Phenylketonuria. 2009. National Library of Medicine. Retrieved May 22, 2009 from http://ghr.nlm.nih.gov/condition=phenylketonuria.
PAH Gene. 2005. Retrieved on May 22, 2009 from the National Institute of Health Website: http://ghr.nlm.nih.gov/gene=pah.
Rauscher, Megan. 2005. Gene therapy corrects phenylketonuria in mice. Oncolink: Abraham Cancer Center of the University of Virginia. Retrieved May 22, 2009 from http://www.oncolink.com/resources/article.cfm?c=3&s=8&ss=23&Year=2005&Month=6&id=11946
Eisensmith R. C. and Woo S. L. C. 2005. Somatic Gene Therapy for phenylketonuria and other hepatic deficiencies. Journal of Inherited Metabolic Diseases.
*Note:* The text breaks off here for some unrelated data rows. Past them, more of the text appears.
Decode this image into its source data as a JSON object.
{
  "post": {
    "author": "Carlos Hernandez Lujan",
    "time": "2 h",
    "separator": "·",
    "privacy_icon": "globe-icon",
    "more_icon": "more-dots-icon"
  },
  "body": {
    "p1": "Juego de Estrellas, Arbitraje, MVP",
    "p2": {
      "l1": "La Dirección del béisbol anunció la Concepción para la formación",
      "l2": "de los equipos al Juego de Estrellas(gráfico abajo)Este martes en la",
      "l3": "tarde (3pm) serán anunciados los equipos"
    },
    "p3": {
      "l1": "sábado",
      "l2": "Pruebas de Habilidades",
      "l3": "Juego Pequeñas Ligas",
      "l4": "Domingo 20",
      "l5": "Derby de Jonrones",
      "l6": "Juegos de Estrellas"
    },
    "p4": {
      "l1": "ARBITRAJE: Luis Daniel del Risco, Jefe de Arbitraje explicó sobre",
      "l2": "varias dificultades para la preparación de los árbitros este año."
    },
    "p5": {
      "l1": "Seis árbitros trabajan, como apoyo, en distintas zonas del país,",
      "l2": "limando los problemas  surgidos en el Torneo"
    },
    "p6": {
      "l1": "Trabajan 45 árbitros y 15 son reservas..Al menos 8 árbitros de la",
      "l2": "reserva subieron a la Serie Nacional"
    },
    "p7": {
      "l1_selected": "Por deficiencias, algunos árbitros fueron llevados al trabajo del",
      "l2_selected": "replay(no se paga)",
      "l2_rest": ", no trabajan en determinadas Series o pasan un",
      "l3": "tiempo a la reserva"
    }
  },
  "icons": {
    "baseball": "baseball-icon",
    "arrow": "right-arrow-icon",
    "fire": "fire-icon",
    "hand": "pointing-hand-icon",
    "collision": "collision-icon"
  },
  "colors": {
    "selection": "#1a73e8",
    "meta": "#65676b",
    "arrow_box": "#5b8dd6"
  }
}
Abstract retrieved from http://www.springerlink.com/content/un52n63205n86627/ on May 22, 2009.